Meet Our Students: Lars Backe (B2) from Norway7. July 2022
Can you briefly introduce yourself?
My name is Lars Backe Madsen, I am a business journalist and author. I mainly write non-fiction, but am currently working on my second novel, which should be published soon.
What topics do you write about as an author and journalist?
I have been an investigative journalist at a Norwegian newspaper comparable to the Financial Times for more than 20 years. In my job, I get to work on large projects that can often last for many months. I write about a variety of topics, but most often it’s about politics, business, and topics related to culture and sports.
My department at the newspaper is called “Documentary” and consists of ten journalists. Although we are only ten journalists, we are the editorial department in Norway that has received the most awards. I myself have won the Norwegian Pulitzer Prize – called the Skup Prize in Norway – twice. The last time I won the prize was in 2021.
I don’t only work with “heavy” documentary articles, but also like to write reports that address current issues and phenomena.
So far, I have published four books. Three of them were books on controversial topics in sports: one on human trafficking and “dirty money” in international football, which was published in 2008 and also received international attention. In 2017, I published a similar book on cross-country skiing and skiing, which was about doping and questionable spending.
In 2016, I published a non-fiction book that was a satire about how political debates are conducted on social media. This book was quite political. In conjunction with that publication, I also created my own “universe” of characters, with my own Facebook page, Twitter page, and to that end, and then a series of articles in my own newspaper.
My first book was published in 2005 and was a book in which I and a good friend and colleague took an old suitcase full of football trading cards from Panini to England to seek out our former heroes. It was a book about longing for the football, music and film of our childhood. The problem with the trip, however, was that when we found our old heroes, we didn’t dare talk to them. They scared us. And we made the experience that maybe nostalgia is not for us anyway.
Why are you learning German?
I spent part of my studies in Germany in the nineties and studied law and economics there. However, I forgot a lot of the German I knew back then. I wanted to brush up on my German so that I would be able to write texts in German for work in the future. That’s why I decided to go to Berlin to attend a German course.
How did you like your German course in Berlin?
I learned and repeated more than I expected, and would like to come again if time allows. I enjoyed the B2 classes very much. Eva is an excellent teacher! I have learned much more in these weeks than I could have imagined before.
How did you find learning together with many international and young people?
Learning together in the class was just very nice. My impression was that all classmates were smart and interesting people, and I had few problems communicating with them.

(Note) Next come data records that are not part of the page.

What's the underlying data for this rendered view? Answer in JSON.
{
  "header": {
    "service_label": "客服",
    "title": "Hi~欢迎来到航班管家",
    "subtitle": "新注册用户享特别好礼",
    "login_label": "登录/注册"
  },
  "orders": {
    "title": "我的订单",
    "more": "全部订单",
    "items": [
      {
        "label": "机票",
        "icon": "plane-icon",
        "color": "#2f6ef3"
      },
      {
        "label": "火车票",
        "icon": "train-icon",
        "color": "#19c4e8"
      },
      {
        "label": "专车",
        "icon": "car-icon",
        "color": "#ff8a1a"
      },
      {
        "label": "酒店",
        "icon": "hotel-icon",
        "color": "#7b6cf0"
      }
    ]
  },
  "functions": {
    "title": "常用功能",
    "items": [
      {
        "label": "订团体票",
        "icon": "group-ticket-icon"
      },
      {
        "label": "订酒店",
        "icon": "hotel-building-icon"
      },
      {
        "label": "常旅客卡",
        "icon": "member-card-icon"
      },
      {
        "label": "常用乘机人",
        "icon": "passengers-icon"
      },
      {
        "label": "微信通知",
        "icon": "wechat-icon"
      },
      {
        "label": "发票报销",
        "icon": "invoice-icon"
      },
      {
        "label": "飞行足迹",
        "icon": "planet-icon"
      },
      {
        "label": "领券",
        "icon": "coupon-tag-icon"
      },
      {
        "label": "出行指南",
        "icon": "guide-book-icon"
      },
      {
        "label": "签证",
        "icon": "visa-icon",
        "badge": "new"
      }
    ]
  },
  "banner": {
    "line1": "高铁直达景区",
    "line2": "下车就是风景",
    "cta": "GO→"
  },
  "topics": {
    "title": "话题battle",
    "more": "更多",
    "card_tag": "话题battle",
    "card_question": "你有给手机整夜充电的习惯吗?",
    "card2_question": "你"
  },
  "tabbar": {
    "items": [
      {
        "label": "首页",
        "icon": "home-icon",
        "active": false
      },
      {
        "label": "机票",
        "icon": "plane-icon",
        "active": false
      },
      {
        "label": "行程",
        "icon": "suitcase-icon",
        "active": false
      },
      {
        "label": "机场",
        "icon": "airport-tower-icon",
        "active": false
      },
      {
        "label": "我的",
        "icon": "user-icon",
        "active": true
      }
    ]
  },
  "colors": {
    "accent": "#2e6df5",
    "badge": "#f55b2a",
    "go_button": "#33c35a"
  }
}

Maybe a little bit at the beginning, because my German was still a bit rusty. But in the end, I had a lot of fun learning with the younger students and getting to know them. Maybe some of them found it odd that one student in the class was older than the teacher and their own parents, but I don’t think – or at least don’t hope – that this was the case.
I generally like being around younger people. I work with a lot of young people and have kids who are teenagers and university students. Sometimes I feel like I learn more from the younger generations than I do from the old folks.
My experience is that young people are more curious and inquisitive than older people. I find it interesting and instructive to observe and experience the natural naiveté, romanticism and enthusiasm that the young have so much more of than us “old folks.” I also like the spontaneity and ability to laugh at one’s own mistakes, which unfortunately often disappear with age! And we laughed a lot in class.
I also liked that there were only twelve of us. So we all got good teaching and supervision. The fact that everyone came from different countries and had different backgrounds made it even more interesting.
How would you describe Berlin and what is special about this city?
On my last day in Berlin I gave a presentation in front of the class and the first sentence I said was: I love Berlin!
I visited many galleries and museums, especially in Friedrichshain and Charlottenburg. I also went to Kreuzberg fairly often, which has a lot to offer. Most of all, I was in Mitte (note: where the Humboldt- Institut is located) and Prenzlauer Berg. There are some people living in Berlin that I know and that I met. I also got some visits from Norway. But I have also met new people. So there have been plenty of occasions to go to restaurants and bars. Berlin is quite a fantastic city for people who like to go out.
One of the things I like most about Berlin is the (almost) complete lack of an overloaded and stressful financial center. In my daily work as a journalist in a business daily, I often meet lawyers, entrepreneurs, investors and that kind of people. But I much prefer to mingle with people who are more artistic and academic in their nature and way of life. And in that respect, Berlin is the best city I know.
My favorite restaurant in Berlin, by the way, is Paris Bar. I’ve been there several times. And Schwarzes Café right next door is also a nice place. But I also like the cheaper and more “youthful” pizzerias and bars in Friedrichshain, and I also really liked the Baffels Café right next to the school.
Thank you for the interview and hope to see you soon in Berlin!